Stanislaus County on Tuesday moved into the red tier on the state’s Blueprint for a Safer Economy, meaning restaurants can now serve some customers indoors. They do have to be spaced out however — something that contributed to Dust Bowl Brewing Co. making the decision over the summer to permanently close their downtown taproom, which is a much smaller space than their brewery across town.
Soon, however, the empty space will be home to another beer-friendly gathering place: the owners of Commonwealth, a Modesto gastropub that specializes in craft beer, wine and “enlightened pub grub” have signed a lease to operate out of the former Dust Bowl location.
According to CoSol realtor Patrick Zado, Commonwealth is currently working with architects to figure out a seating plan that can be safe and profitable during the pandemic. Despite the small space, Zado said the location wasn’t on the market long.
“Downtown Turlock is desirable and former restaurant spaces are even more desirable,” he said. “Pandemic and all, it did go pretty quickly.”

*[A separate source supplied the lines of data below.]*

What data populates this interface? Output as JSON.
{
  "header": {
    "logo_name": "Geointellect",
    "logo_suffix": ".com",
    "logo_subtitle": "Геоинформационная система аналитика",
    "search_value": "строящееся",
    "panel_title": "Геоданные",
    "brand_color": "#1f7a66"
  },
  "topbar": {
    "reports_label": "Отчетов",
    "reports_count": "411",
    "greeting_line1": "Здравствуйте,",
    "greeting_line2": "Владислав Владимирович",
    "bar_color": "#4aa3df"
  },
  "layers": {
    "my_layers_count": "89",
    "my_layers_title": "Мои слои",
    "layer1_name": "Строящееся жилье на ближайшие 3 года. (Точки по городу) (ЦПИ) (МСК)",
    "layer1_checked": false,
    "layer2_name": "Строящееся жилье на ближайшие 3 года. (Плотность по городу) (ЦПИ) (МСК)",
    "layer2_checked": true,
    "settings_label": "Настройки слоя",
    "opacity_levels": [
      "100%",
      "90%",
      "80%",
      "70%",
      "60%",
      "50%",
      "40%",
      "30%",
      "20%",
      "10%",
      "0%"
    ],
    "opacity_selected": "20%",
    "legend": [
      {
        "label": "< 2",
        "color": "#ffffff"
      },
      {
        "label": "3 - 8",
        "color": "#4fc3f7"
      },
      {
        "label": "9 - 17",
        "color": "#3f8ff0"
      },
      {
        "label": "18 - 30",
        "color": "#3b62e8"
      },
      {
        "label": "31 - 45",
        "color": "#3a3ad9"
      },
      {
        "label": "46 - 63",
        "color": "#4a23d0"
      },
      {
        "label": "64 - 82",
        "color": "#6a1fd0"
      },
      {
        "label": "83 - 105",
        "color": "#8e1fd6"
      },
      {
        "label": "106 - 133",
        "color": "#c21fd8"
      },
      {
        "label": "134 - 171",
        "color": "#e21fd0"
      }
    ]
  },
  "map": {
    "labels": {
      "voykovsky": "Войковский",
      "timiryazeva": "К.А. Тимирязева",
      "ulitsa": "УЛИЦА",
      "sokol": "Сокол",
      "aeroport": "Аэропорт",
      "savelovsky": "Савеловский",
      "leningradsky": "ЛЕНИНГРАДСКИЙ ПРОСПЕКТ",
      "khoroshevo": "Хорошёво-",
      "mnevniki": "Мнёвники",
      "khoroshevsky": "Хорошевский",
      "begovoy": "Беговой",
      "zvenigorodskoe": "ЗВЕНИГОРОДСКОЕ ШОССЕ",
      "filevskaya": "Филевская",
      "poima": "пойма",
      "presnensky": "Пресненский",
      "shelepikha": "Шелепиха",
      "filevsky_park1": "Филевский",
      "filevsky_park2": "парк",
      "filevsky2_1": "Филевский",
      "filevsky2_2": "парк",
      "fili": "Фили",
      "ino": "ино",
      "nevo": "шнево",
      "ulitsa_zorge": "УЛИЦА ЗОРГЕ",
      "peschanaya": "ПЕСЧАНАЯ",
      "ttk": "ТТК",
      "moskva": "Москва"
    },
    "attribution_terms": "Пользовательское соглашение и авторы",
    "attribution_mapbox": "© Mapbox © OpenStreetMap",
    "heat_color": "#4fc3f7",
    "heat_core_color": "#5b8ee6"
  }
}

Across the street, other restaurants have inquired about the Hauck’s Grill location, as the space is now permanently closed. Another Modesto-based restaurant, Rancho Fresco Mexican Grill, is also in the process of moving into the Enterprise Building’s corner space just down the block.
Some longtime downtown Turlock favorites, like Geiger’s Fine Jewelers and Cindy’s Doodads, have closed, but new businesses moving into other spots in the core have kept the vibrant shopping destination from feeling empty. Little Red Door, which specializes in upcycled thrift store finds, moved into part of Geiger’s old location, while a second Reliable Property Management location will operate out of the space’s other side.
Down Center Street, Nathan Dabulewicz Insurance Agency, LLC opened a new office on the corner. Across the street, Savor Charcuterie owner Amy Navarra is opening her first brick-and-mortar location and will offer grazing plates, workshops and more from the new space, which is set to open in the coming months.
Warrior Yoga owner Lorie Wilson expanded her studio outward from a small room into the much larger location next door — the former Silk Garden spot is now home to a revamped and remodeled space that is now welcoming yogis of all skill levels. According to Wilson, she signed the lease for her new, bigger home just a few days before shutdowns caused by the pandemic began.
She moved forward with her plans and began construction at the end of May and opened the new studio in June. It’s remained empty for the most part, until now, with Wilson and other yoga instructors leading yoga sessions at the park and via zoom.
Opening a new business or expanding a current one is normally a daunting task and was only amplified during the uncertainty of a pandemic.
“For me personally, I just kept thinking that now, more than ever, people are going to need yoga. That’s what kept me driven,” Wilson said. “It was perfect that we were doing an expansion because I knew that eventually we would have to be spread out and running a business at a lesser capacity in a small space would have been really challenging.”
Though some businesses have been hit harder by the pandemic than others, Wilson said the different industries continue to support each other.
“On a positive note, it says that our community is resilient and optimistic and driven and committed to keeping this place thriving,” Wilson said. “I really hope we turn this ship around in a powerful way and that this is a whole new beginning and new opportunity to grow and learn from this time.”